said Wednesday it will consider a buyout bid from
(AGN - Get Report)
that exceeds an earlier offer for the cosmetic-products company
By deciding to review the
from Allergan, Inamed's board extends the less-than-smooth takeover process that started in March when Medicis made its bid for Santa Barbara, Calif., company.
Along the way, the Medicis-Inamed deal has been stalled because the Federal Trade Commission asked for more information in May about potential antitrust issues. Recently, one of Inamed's largest shareholders complained that the price offered by Medicis, based in Scottsdale, Ariz., was inadequate.

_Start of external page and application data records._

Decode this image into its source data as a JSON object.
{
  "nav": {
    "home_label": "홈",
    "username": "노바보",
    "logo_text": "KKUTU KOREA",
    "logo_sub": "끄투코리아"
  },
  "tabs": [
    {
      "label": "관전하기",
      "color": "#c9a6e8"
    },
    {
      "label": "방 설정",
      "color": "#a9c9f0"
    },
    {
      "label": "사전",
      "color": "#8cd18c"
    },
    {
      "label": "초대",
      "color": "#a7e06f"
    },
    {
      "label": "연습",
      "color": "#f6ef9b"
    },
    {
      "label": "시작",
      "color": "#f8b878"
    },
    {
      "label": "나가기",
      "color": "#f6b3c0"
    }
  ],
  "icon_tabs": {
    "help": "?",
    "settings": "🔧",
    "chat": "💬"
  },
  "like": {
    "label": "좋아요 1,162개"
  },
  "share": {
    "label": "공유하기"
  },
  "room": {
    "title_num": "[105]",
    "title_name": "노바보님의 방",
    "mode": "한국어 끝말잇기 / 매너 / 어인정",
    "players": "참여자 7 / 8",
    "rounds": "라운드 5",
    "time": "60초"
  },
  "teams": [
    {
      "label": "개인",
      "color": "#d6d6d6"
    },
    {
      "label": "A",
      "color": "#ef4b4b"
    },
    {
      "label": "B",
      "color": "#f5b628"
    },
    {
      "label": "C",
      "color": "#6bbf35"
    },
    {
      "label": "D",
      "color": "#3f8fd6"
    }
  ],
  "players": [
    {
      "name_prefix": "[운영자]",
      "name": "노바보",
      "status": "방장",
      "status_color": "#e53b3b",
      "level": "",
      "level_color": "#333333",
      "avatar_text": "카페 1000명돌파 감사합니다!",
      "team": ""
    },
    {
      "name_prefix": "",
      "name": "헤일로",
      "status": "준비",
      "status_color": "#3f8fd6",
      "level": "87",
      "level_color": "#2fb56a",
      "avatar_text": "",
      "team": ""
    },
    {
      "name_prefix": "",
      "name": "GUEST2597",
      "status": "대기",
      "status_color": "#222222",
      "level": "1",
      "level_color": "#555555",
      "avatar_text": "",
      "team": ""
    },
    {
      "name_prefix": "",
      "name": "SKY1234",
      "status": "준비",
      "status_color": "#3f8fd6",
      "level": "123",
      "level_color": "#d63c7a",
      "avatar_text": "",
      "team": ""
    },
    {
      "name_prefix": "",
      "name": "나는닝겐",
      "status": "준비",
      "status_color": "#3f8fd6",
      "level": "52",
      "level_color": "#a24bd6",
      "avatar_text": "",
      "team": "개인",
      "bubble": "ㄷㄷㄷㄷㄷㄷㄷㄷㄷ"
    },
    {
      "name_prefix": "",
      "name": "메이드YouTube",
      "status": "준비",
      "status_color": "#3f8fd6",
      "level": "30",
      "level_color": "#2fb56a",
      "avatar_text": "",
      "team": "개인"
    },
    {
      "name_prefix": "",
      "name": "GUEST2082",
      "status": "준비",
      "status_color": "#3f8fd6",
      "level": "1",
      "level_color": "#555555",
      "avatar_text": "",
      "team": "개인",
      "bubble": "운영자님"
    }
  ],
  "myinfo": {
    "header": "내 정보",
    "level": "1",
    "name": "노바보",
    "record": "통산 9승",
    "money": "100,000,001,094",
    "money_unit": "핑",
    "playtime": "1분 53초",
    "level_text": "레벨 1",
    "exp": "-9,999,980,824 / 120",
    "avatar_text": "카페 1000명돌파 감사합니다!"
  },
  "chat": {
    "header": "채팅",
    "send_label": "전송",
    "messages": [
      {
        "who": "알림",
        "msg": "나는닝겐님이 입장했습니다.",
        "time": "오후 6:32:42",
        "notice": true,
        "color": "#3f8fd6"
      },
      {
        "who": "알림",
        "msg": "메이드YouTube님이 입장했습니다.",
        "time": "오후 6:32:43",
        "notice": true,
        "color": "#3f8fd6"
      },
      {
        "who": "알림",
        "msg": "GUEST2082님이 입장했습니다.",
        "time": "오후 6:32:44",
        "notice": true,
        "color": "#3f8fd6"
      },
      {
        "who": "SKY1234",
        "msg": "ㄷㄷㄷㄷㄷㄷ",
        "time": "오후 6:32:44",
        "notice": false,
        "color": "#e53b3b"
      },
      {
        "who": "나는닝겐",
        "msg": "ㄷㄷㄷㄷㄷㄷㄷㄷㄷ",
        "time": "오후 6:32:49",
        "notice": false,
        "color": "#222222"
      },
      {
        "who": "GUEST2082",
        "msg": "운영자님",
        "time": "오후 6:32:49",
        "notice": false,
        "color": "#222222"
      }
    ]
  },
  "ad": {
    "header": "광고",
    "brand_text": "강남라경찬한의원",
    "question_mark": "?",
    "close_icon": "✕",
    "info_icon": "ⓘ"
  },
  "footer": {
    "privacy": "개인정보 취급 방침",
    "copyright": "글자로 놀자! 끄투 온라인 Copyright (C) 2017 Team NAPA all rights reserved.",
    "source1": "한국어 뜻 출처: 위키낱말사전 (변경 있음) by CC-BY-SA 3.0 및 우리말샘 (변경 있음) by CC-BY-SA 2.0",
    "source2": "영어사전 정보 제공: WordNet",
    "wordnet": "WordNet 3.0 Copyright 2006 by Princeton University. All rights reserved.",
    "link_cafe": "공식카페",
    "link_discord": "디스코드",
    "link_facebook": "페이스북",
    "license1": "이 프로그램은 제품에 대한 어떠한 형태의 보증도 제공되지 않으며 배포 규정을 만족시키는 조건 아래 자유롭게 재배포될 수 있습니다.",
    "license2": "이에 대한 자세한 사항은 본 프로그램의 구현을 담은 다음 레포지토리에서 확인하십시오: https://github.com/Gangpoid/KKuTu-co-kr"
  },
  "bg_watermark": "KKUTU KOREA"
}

The Allergan offer is worth $84 a share, or $3.2 billion. The Medicis proposal was worth $75 a share, or $2.8 billion, at first, but that was before the competing bid was announced. After Allergan made its intentions known, Medicis' shares sank, dropping the value of its offer to the equivalent of about $68 a share. Allergan's offer is for $84 in cash, or 0.8498 of a share for each Inamed share. The Medicis bid is $30 in cash plus 1.4205 of its shares for each share of Inamed.
Inamed said the Allergan proposal "is reasonably likely" to trigger a provision in its agreement with Medicis that requires Inamed's board to consider a "superior proposal."
"Your stockholders will have the opportunity to realize greater long-term value as a result of the truly unique attributes of an Allergan-Inamed combination," said a Nov. 14 letter from David E. I. Pyott, chairman and CEO of Allergan, to Nicholas L. Teti, chairman and CEO of Inamed.
Inamed has gained most of its recent headlines for its efforts to convince the Food and Drug Administration to approve
silicone gel breast implants
in cosmetic surgery, but many analysts say the key to Allergan's bid is the target company's skin-care products. They say Allergan is trying to ensure the strength of its skin-treatment business, which includes Botox, by seeing that Medicis doesn't take over Inamed. Allergan's other main business is eye-care products.